"Remember Charlie, Remember Baker." -- Billy Joel, Goodnight Saigon
Along with a half-dozen or so fellow Sam Meas supporters/staffers, I just attended the Baker/Tisei "kick-off" event at the VFW here in Lowell.
Both came off as polished speakers who had good things to say about fixing the mess on Beacon Hill. Two big feathers in Mr. Baker's cap are his track record with turnarounds -- first as Bill Weld's whiz kid back in the 1990s, and then again with Harvard Pilgrim.
One of the things he said that certainly struck a chord inside this author's rib cage related to comparisons between the public and private sector -- in tough economic times, the private sector workforce can take a tough thumping while the public sector chugs along or even grows. Specifically, Baker referenced Gov. Patrick recently filling 1300 vacancies in the State Government.
As someone in the hunt for a full-time job right now (thanks to some anticipated training courses being filled to quota and a mobilization getting 'bumped to the right') things look really good on the public side of the house and not so good on the private side.
If I had an MBA, or a JD, or a technical background (i.e. a specific skill like Accounting or Computer Science) things might be very different. In fact, the private sector might be offering double whatever I could command as a GS-11 or a GS-12.

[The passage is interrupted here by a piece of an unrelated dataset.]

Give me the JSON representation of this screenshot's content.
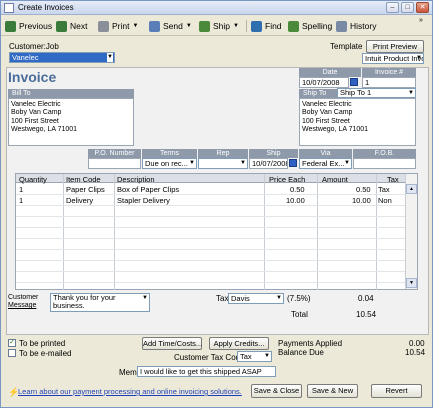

However, I don't, and it doesn't.
So the private sector offers me entry-level type stuff that would MAYBE allow me to meet all my bills each month. But that's without even factoring in the "what-ifs" of car repair, new clothes, birthday presents to shop for, or pesky things that I always leave out of budgets like haircuts and car washes.
Meanwhile, in public sector country, it seems that my qualifications command about $30k more, which, when you divide by 12, sure makes the math work a lot better, with plenty of rainy-day contingency spoken for, not to mention those nice things people like to do, such as Roth IRA contributions or other long-term investments.
Here's why that ought to give the taxpayer cause for concern: The old tradeoff between public and private was this: If you work in the public sector, you're trading in your lower salary for the job security and benefits being offered by Uncle Sam. In other words, you were making a compromise.
Maybe this is just unique to the bad economy, to someone without an applicable advanced degree, or to a veteran who can get an automatic foot in the door on the govvie side, but at least through the eyes of this job seeker, there isn't that compromise. If you're going to offer me 40-hour weeks, great benefits, and robust pay, I'm not seeing the catch.
Things just seem a lot better in the public sector.
In the short-term, that's great for me, but can that really be sustainable in the long-term for the country?
I offer no numbers to back this up, but my hunch is to say 'no way.' The 'something' that's going to have to give is either going to be the availability, pay, pension, or benefits of public sector work.